» What you are asked to do
Reproduce every entry word for word.

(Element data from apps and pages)
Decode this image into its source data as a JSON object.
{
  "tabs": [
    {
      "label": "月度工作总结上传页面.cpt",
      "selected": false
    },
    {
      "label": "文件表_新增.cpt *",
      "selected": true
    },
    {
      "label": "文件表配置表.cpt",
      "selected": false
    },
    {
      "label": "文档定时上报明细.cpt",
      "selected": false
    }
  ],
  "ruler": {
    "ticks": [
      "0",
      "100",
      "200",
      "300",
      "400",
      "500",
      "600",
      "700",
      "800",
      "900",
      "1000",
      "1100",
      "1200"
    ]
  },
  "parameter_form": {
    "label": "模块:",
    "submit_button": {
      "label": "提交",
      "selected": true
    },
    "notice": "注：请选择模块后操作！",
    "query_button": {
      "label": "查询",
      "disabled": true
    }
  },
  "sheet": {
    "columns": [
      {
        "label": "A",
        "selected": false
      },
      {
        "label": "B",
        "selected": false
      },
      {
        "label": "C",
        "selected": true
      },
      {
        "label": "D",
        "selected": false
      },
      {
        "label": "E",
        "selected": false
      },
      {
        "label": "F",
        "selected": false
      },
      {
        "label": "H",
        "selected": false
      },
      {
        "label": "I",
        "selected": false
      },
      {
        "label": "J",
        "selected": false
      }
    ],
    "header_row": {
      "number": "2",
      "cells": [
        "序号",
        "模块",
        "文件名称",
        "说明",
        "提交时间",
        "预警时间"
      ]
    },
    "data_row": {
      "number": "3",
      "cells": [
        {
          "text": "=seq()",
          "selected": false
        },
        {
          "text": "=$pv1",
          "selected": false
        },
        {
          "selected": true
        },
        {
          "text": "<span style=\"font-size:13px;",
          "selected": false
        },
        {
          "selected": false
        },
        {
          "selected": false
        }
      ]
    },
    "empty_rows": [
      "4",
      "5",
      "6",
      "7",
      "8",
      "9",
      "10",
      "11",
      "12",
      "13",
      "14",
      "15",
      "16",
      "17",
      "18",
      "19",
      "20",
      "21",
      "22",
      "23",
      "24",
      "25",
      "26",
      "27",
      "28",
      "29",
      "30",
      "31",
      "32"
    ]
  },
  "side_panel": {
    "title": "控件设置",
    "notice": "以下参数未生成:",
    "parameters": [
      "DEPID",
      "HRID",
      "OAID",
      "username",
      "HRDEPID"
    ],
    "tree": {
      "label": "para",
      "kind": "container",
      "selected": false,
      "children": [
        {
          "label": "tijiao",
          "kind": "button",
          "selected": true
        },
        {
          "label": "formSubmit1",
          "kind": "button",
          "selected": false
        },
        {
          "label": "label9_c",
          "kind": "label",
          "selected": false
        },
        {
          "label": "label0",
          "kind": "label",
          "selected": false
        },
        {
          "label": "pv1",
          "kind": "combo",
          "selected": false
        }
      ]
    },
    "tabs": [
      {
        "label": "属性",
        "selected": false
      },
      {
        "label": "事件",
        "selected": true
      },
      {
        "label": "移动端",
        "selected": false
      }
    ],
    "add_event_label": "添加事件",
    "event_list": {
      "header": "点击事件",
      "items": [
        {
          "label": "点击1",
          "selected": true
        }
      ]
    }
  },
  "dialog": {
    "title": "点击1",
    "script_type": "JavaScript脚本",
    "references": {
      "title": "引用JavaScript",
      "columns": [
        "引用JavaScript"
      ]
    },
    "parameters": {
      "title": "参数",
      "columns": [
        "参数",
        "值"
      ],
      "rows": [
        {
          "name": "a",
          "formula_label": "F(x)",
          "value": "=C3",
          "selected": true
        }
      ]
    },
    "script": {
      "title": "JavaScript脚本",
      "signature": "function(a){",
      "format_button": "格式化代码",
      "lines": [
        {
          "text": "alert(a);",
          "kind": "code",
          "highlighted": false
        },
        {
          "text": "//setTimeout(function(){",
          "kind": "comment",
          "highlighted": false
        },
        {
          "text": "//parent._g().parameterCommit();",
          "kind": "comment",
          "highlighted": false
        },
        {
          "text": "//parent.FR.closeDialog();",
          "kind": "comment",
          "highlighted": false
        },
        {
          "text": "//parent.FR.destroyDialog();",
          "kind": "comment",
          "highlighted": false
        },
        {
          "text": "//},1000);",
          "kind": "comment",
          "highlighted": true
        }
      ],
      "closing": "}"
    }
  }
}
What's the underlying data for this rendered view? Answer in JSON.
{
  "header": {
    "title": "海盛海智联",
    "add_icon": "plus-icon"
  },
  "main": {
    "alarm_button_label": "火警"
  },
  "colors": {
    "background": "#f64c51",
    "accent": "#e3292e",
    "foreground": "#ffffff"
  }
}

» Completed task
Decode this image into its source data as a JSON object.
{
  "tabs": [
    {
      "label": "月度工作总结上传页面.cpt",
      "selected": false
    },
    {
      "label": "文件表_新增.cpt *",
      "selected": true
    },
    {
      "label": "文件表配置表.cpt",
      "selected": false
    },
    {
      "label": "文档定时上报明细.cpt",
      "selected": false
    }
  ],
  "ruler": {
    "ticks": [
      "0",
      "100",
      "200",
      "300",
      "400",
      "500",
      "600",
      "700",
      "800",
      "900",
      "1000",
      "1100",
      "1200"
    ]
  },
  "parameter_form": {
    "label": "模块:",
    "submit_button": {
      "label": "提交",
      "selected": true
    },
    "notice": "注：请选择模块后操作！",
    "query_button": {
      "label": "查询",
      "disabled": true
    }
  },
  "sheet": {
    "columns": [
      {
        "label": "A",
        "selected": false
      },
      {
        "label": "B",
        "selected": false
      },
      {
        "label": "C",
        "selected": true
      },
      {
        "label": "D",
        "selected": false
      },
      {
        "label": "E",
        "selected": false
      },
      {
        "label": "F",
        "selected": false
      },
      {
        "label": "H",
        "selected": false
      },
      {
        "label": "I",
        "selected": false
      },
      {
        "label": "J",
        "selected": false
      }
    ],
    "header_row": {
      "number": "2",
      "cells": [
        "序号",
        "模块",
        "文件名称",
        "说明",
        "提交时间",
        "预警时间"
      ]
    },
    "data_row": {
      "number": "3",
      "cells": [
        {
          "text": "=seq()",
          "selected": false
        },
        {
          "text": "=$pv1",
          "selected": false
        },
        {
          "selected": true
        },
        {
          "text": "<span style=\"font-size:13px;",
          "selected": false
        },
        {
          "selected": false
        },
        {
          "selected": false
        }
      ]
    },
    "empty_rows": [
      "4",
      "5",
      "6",
      "7",
      "8",
      "9",
      "10",
      "11",
      "12",
      "13",
      "14",
      "15",
      "16",
      "17",
      "18",
      "19",
      "20",
      "21",
      "22",
      "23",
      "24",
      "25",
      "26",
      "27",
      "28",
      "29",
      "30",
      "31",
      "32"
    ]
  },
  "side_panel": {
    "title": "控件设置",
    "notice": "以下参数未生成:",
    "parameters": [
      "DEPID",
      "HRID",
      "OAID",
      "username",
      "HRDEPID"
    ],
    "tree": {
      "label": "para",
      "kind": "container",
      "selected": false,
      "children": [
        {
          "label": "tijiao",
          "kind": "button",
          "selected": true
        },
        {
          "label": "formSubmit1",
          "kind": "button",
          "selected": false
        },
        {
          "label": "label9_c",
          "kind": "label",
          "selected": false
        },
        {
          "label": "label0",
          "kind": "label",
          "selected": false
        },
        {
          "label": "pv1",
          "kind": "combo",
          "selected": false
        }
      ]
    },
    "tabs": [
      {
        "label": "属性",
        "selected": false
      },
      {
        "label": "事件",
        "selected": true
      },
      {
        "label": "移动端",
        "selected": false
      }
    ],
    "add_event_label": "添加事件",
    "event_list": {
      "header": "点击事件",
      "items": [
        {
          "label": "点击1",
          "selected": true
        }
      ]
    }
  },
  "dialog": {
    "title": "点击1",
    "script_type": "JavaScript脚本",
    "references": {
      "title": "引用JavaScript",
      "columns": [
        "引用JavaScript"
      ]
    },
    "parameters": {
      "title": "参数",
      "columns": [
        "参数",
        "值"
      ],
      "rows": [
        {
          "name": "a",
          "formula_label": "F(x)",
          "value": "=C3",
          "selected": true
        }
      ]
    },
    "script": {
      "title": "JavaScript脚本",
      "signature": "function(a){",
      "format_button": "格式化代码",
      "lines": [
        {
          "text": "alert(a);",
          "kind": "code",
          "highlighted": false
        },
        {
          "text": "//setTimeout(function(){",
          "kind": "comment",
          "highlighted": false
        },
        {
          "text": "//parent._g().parameterCommit();",
          "kind": "comment",
          "highlighted": false
        },
        {
          "text": "//parent.FR.closeDialog();",
          "kind": "comment",
          "highlighted": false
        },
        {
          "text": "//parent.FR.destroyDialog();",
          "kind": "comment",
          "highlighted": false
        },
        {
          "text": "//},1000);",
          "kind": "comment",
          "highlighted": true
        }
      ],
      "closing": "}"
    }
  }
}
What's the underlying data for this rendered view? Answer in JSON.
{
  "header": {
    "title": "海盛海智联",
    "add_icon": "plus-icon"
  },
  "main": {
    "alarm_button_label": "火警"
  },
  "colors": {
    "background": "#f64c51",
    "accent": "#e3292e",
    "foreground": "#ffffff"
  }
}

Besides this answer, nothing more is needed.